Because of YAP's varying roles. drugs to control it will require localized delivery, which is another reason Zhou likes the idea of coating stents.

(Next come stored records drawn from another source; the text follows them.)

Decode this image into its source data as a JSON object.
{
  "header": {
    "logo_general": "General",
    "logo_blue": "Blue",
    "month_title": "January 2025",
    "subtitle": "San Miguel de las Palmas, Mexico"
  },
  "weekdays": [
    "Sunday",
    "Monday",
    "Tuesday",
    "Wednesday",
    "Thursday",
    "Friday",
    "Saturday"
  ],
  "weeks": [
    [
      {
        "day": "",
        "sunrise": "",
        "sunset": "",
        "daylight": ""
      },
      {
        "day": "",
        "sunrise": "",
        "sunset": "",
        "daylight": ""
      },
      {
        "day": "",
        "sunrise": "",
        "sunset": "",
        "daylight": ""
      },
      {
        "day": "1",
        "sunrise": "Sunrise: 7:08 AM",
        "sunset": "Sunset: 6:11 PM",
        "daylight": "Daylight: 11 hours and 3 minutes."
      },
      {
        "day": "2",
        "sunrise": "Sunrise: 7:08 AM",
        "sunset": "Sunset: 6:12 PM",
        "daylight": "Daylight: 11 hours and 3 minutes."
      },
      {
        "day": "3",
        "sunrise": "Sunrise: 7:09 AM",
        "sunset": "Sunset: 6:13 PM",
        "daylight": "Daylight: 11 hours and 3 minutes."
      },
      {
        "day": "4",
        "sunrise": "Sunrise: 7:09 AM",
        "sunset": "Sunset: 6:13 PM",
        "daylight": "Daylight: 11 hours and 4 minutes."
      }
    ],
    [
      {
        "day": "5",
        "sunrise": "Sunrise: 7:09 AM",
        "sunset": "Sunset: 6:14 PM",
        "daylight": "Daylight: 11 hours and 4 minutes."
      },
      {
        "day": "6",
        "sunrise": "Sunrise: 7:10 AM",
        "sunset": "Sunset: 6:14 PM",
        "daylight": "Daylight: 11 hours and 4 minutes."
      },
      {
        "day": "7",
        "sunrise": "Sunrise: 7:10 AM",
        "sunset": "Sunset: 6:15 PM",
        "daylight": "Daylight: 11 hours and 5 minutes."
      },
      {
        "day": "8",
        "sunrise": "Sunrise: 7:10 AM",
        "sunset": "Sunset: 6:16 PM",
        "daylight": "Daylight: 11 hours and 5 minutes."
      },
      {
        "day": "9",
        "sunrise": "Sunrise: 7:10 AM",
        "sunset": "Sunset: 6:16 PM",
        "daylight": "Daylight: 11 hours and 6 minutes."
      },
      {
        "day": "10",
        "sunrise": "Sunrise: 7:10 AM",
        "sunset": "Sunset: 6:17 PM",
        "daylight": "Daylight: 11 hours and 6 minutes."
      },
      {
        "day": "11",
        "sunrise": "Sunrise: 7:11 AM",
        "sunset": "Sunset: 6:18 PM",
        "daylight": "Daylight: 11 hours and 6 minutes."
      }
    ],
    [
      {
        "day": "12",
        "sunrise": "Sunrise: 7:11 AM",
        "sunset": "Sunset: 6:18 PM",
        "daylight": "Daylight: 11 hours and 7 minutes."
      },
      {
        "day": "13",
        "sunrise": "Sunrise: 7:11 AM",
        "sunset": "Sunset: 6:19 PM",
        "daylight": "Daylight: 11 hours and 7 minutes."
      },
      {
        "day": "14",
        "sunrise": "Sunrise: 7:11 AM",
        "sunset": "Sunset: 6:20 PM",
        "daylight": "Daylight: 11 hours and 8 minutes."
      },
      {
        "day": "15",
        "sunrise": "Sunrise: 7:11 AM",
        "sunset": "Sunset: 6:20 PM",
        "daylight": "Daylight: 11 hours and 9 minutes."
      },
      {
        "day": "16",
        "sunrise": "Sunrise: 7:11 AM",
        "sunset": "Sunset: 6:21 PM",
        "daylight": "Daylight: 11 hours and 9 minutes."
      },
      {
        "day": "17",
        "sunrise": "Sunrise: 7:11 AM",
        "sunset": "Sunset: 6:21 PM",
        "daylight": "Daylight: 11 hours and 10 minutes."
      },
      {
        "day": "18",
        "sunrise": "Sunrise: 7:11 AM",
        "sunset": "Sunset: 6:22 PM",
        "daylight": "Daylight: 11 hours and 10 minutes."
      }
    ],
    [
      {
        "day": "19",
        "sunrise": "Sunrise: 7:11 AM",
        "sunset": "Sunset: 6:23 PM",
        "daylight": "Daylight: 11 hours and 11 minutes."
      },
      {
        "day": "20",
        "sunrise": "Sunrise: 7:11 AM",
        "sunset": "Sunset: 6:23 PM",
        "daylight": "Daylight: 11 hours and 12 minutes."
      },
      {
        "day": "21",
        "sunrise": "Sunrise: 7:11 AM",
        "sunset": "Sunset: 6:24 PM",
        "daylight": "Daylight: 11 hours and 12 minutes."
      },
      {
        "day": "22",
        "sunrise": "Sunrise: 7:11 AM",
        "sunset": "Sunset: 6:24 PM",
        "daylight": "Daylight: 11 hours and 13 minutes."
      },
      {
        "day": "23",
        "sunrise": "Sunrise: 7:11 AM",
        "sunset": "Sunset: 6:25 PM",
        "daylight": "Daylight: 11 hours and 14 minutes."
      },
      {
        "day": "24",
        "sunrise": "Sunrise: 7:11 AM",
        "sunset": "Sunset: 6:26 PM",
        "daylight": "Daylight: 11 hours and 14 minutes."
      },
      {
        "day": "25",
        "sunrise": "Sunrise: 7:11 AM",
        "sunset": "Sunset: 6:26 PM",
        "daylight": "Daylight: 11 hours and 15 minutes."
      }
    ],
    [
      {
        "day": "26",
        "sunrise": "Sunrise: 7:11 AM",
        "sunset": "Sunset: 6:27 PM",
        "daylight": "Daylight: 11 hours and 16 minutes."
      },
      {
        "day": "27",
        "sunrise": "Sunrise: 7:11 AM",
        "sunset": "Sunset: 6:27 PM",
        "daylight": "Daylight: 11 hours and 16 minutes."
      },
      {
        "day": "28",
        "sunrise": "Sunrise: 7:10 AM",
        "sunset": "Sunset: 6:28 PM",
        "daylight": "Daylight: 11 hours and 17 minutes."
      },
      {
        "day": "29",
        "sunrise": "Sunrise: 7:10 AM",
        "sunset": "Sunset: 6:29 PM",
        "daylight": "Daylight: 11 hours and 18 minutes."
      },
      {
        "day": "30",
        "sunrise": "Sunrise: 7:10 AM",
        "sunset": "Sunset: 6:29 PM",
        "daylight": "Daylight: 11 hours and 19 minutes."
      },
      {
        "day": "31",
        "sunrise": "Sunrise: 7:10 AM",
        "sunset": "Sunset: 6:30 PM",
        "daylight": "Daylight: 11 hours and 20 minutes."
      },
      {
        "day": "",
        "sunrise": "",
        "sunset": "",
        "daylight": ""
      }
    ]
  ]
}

YAP was originally identified in the fruit fly.

Contact: Toni Baker
Medical College of Georgia at Georgia Regents University

Related biology news :

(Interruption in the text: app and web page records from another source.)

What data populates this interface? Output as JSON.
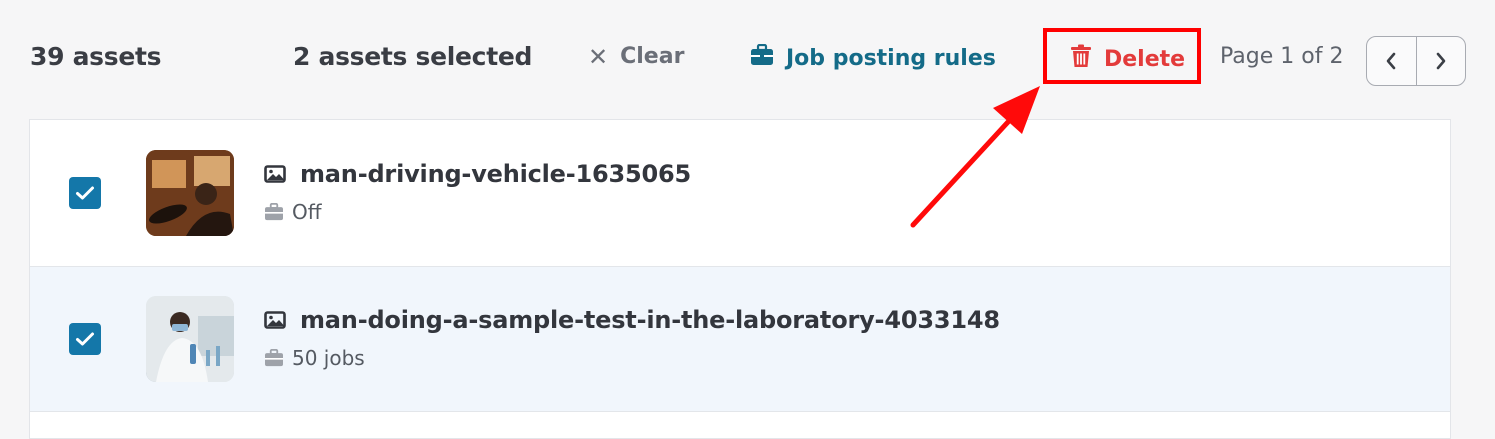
{
  "toolbar": {
    "asset_count": "39 assets",
    "selected_text": "2 assets selected",
    "clear_label": "Clear",
    "job_rules_label": "Job posting rules",
    "delete_label": "Delete",
    "page_info": "Page 1 of 2"
  },
  "assets": [
    {
      "name": "man-driving-vehicle-1635065",
      "job_status": "Off",
      "checked": true
    },
    {
      "name": "man-doing-a-sample-test-in-the-laboratory-4033148",
      "job_status": "50 jobs",
      "checked": true
    }
  ],
  "colors": {
    "accent_blue": "#146b88",
    "checkbox_blue": "#1477a9",
    "delete_red": "#e33b3b",
    "highlight_red": "#ff0000",
    "selected_row_bg": "#f1f6fc"
  },
  "icons": {
    "clear": "close-icon",
    "job_rules": "briefcase-icon",
    "delete": "trash-icon",
    "prev": "chevron-left-icon",
    "next": "chevron-right-icon",
    "asset_type": "image-icon",
    "job_status": "briefcase-icon",
    "checkbox": "checkmark-icon"
  }
}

1. Unfolded proteins collapse when exposed to heat and crowded environments
2. Proteins that control energy use necessary to form stem cells

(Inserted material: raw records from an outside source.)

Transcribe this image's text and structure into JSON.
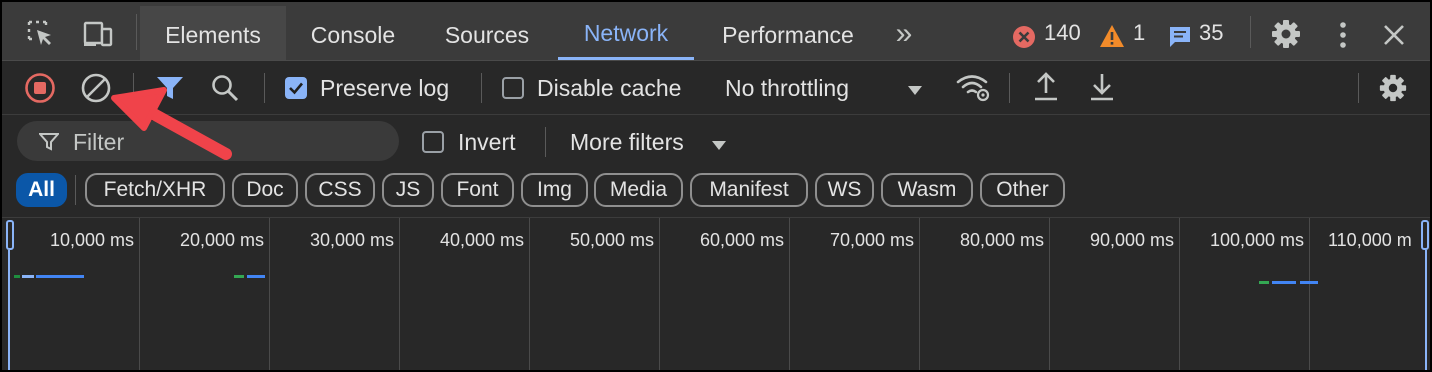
{
  "tabs": [
    {
      "label": "Elements"
    },
    {
      "label": "Console"
    },
    {
      "label": "Sources"
    },
    {
      "label": "Network"
    },
    {
      "label": "Performance"
    }
  ],
  "more_tabs_glyph": "»",
  "status": {
    "errors": "140",
    "warnings": "1",
    "messages": "35"
  },
  "toolbar": {
    "preserve_log": {
      "label": "Preserve log",
      "checked": true
    },
    "disable_cache": {
      "label": "Disable cache",
      "checked": false
    },
    "throttling": "No throttling"
  },
  "filter": {
    "placeholder": "Filter",
    "invert": {
      "label": "Invert",
      "checked": false
    },
    "more_filters": "More filters"
  },
  "type_filters": [
    "All",
    "Fetch/XHR",
    "Doc",
    "CSS",
    "JS",
    "Font",
    "Img",
    "Media",
    "Manifest",
    "WS",
    "Wasm",
    "Other"
  ],
  "type_filter_active": "All",
  "timeline": {
    "ticks": [
      "10,000 ms",
      "20,000 ms",
      "30,000 ms",
      "40,000 ms",
      "50,000 ms",
      "60,000 ms",
      "70,000 ms",
      "80,000 ms",
      "90,000 ms",
      "100,000 ms",
      "110,000 m"
    ]
  },
  "colors": {
    "accent": "#8ab4f8",
    "record": "#e46962",
    "error": "#e46962",
    "warning": "#f28b2a",
    "chip_active": "#0b57a8",
    "annotation_arrow": "#f0434a"
  },
  "icons": [
    "inspect-element-icon",
    "device-toolbar-icon",
    "error-icon",
    "warning-icon",
    "message-icon",
    "settings-icon",
    "kebab-menu-icon",
    "close-icon",
    "record-stop-icon",
    "clear-icon",
    "filter-funnel-icon",
    "search-icon",
    "network-conditions-icon",
    "import-har-icon",
    "export-har-icon",
    "filter-icon",
    "dropdown-arrow-icon"
  ]
}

3. Protein rescues stuck cellular factories
4. Protein key to cell motility has implications for stopping cancer metastasis
5. Fruit flies help uncover tumor-preventing protein complex
6. Diets high in animal protein may help prevent functional decline in elderly individuals
7. Phosphorylation of tau protein in rats subjected to cerebral ischemia-reperfusion injury
8. New probes from Scripps research quantify folded and misfolded protein levels in cells
9. Characterization of stink bug saliva proteins opens door to controlling pests
10. A key protein is discovered as essential for malaria parasite transmission to mosquitos
11. A*STAR scientists discover proteins role in human memory and learning functions
Post Your Comments:
Related Image:
Protein called YAP gives blood vessels strength, shape
(Date:5/16/2016)... , May 16, 2016   EyeLock LLC , ... announced the opening of an IoT Center of Excellence ... and expand the development of embedded iris biometric applications. ... level of convenience and security with unmatched biometric accuracy, ... identity aside from DNA. EyeLock,s platform uses video technology ...
(Date:4/28/2016)... April 28, 2016 First quarter 2016:   ... 966% compared with the first quarter of 2015 The ... 589.1 M (loss: 18.8) and the operating margin was 40% (-13) ... Cash flow from operations was SEK 249.9 M (21.2) ... guidance is unchanged, SEK 7,000-8,500 M. The operating margin ...
(Date:4/15/2016)... 15, 2016 Research and ... Biometrics Market 2016-2020,"  report to their offering.  , ... , ,The global gait biometrics market is expected ... the period 2016-2020. Gait analysis generates ... be used to compute factors that are not ...
Breaking Biology News(10 mins):
(Date:6/27/2016)... (PRWEB) , ... June 27, 2016 , ... ... operations for Amgen, will join the faculty of the University of North ... adjunct professor of strategy and entrepreneurship at UNC Kenan-Flagler, with a focus on ...
(Date:6/24/2016)... June 24, 2016  Regular discussions on a range of ... between the two entities said Poloz. Speaking at ... Ottawa , he pointed to the country,s inflation target, ... government. "In certain ... institutions have common economic goals, why not sit down and ...
(Date:6/24/2016)... ... , ... Researchers at the Universita Politecnica delle Marche in Ancona combed medical ... mesothelioma. Their findings are the subject of a new article on the Surviving Mesothelioma ... in the blood, lung fluid or tissue of mesothelioma patients that can help point ...
(Date:6/23/2016)... Mass. , June 23, 2016   ... development of novel compounds designed to target cancer ... napabucasin, has been granted Orphan Drug Designation from ... the treatment of gastric cancer, including gastroesophageal junction ... stemness inhibitor designed to inhibit cancer stemness pathways ...
Breaking Biology Technology: